October 12, 2013
WASHINGTON, DC, US – If George Washington, John Adams, and James Madison were alive and hotel-hopping today—or even just looking for a change of scenery from the White House—we’ve no doubt they’d go nuts for The Fairfax in Washington, DC. The 85-year-old hotel, located steps from Embassy Row, is as presidential as some of the guests whom it has hosted or housed in its illustrious history. And those guests include Dwight Eisenhower (who had his inaugural breakfast here), John Kennedy (who wined and dined in the signature restaurant), Jimmy Carter, and Bill Clinton, to be certain.
Looking proudly down upon the intersection of 21st Street and Massachusetts Avenue, NW, this hotel’s brick exterior is a masterpiece of Federal architecture. Its lobby, bringing a bit of Georgian elegance into 21st-century Washington, is paneled with dark-stained wood. In the guestrooms and suites, every mattress is fitted with Fili D’Oro linens, while headboards bloom flowery details in gold.
2100 Prime, The Fairfax’s signature steakhouse, is the former Jockey Club, once-haunt of Hollywood royalty; Starwood Preferred Guest Members—which the presidents would inevitably be—are party to a private Happy Hour there each Tuesday. An entire hotel wing reserved for entertaining means the Founding Fathers could enjoy countless butler-staffed, white glove receptions, with complimentary wine tastings to boot. And we’re sure the colonial comrades would enjoy playing late-night video games on their 42” flatscreens and then calling in for room service—broccoli cravings or not, even Obama can’t phone the White House Kitchen at 2:00am.
After a while, though, all that indulgence might leave the Founding Fathers craving simpler pleasures. They might long for something more cozy and intimate, to remind them of their slightly less assuming origins. Fortunately, The Fairfax has got the nostalgia front covered as well. With a nautical theme informing 2100 Prime’s décor—resonant with Boston-born Adams—the hotel incorporates the quaint as well as the kingly.
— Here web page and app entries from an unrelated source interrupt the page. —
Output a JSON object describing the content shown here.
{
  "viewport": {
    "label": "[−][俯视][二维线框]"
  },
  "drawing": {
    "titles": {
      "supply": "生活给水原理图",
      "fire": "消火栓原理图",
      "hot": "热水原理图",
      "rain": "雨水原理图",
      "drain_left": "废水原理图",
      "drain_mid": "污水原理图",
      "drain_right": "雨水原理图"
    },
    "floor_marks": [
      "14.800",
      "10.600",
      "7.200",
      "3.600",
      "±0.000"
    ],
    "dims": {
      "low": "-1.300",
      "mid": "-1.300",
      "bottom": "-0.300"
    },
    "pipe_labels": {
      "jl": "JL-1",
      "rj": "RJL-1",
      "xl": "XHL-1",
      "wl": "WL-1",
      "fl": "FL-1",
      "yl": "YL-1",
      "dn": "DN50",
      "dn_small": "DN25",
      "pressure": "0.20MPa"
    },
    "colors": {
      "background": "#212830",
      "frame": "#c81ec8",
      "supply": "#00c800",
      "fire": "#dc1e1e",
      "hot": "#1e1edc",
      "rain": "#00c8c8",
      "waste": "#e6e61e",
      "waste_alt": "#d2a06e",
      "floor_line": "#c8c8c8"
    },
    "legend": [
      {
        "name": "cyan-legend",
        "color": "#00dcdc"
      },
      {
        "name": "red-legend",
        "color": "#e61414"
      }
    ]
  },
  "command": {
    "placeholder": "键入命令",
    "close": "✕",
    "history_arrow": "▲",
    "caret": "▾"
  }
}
And gingham pillows on guestroom beds would evoke all three founders’ colonial roots—homely details that, when combined with the hotel’s more lavish amenities, might be just enough to make staying at The Fairfax their best choice ever.
In fact, we don’t think they’d ever go back to the White House again.
Read more about The Fairfax at Embassy Row in our Washington, DC Guide.